Advertising has been accused of mocking and degrading the images of various demographic groups within the population. Consequently, advertising has led to the development of stereotypes concerning various social and ethnic groups through the encouragement of negative attitudes in the society (Durk, 2011). For instance, a large group that is subjected to stereotyping in advertisements is women. The imagery of a significant number of domestic products presented to consumers involves women being portrayed as the primary users of these products. However, in reality the decision to buy them may belong to men who can also be the primary users of such products. Additionally, men are increasingly used in various advertisements such as those about voice voting, hence placing women on the sidelines.

Furthermore, advertisements do not portray women, men and children equitably. Evidently, advertisements have been using women as sexual objects to capture men’s attention. This characterization of women does not mitigate the discontent with the representation of women (Percy & Rosenbaum-Elliott, 2012). Additionally, such portrayal fails to capture or depict men in a similar way.

Conclusion

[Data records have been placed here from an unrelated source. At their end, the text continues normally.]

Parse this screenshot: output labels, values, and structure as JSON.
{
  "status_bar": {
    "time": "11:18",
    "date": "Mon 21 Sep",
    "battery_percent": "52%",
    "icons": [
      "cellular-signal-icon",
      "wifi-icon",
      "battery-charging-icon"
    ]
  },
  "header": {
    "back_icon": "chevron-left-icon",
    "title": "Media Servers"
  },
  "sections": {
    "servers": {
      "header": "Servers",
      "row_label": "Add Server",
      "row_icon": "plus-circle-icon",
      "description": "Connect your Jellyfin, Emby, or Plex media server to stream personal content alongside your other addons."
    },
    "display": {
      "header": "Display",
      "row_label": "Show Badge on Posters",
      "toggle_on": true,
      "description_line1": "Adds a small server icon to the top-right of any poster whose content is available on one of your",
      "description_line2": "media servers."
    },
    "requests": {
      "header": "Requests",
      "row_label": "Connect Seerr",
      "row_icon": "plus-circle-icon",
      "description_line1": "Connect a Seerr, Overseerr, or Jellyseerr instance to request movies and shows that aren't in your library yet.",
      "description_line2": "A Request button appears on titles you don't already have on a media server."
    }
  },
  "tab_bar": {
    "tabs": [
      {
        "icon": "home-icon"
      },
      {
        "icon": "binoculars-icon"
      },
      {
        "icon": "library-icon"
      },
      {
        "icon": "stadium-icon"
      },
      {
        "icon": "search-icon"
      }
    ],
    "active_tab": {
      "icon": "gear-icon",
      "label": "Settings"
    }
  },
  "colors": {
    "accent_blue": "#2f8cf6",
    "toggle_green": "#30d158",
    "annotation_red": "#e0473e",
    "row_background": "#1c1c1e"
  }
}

Though advertising is perceived to reflect reality and mirror the trends, behavior and attitudes in society, its content, targets and techniques are used unethically to manipulate people’s buying behavior. Ethics in advertising means that one should consider the preservation of social morals and preserve the consumer’s ability to make independent choices. Therefore, advertisements should be accurate and should not mislead consumers into making poor choices.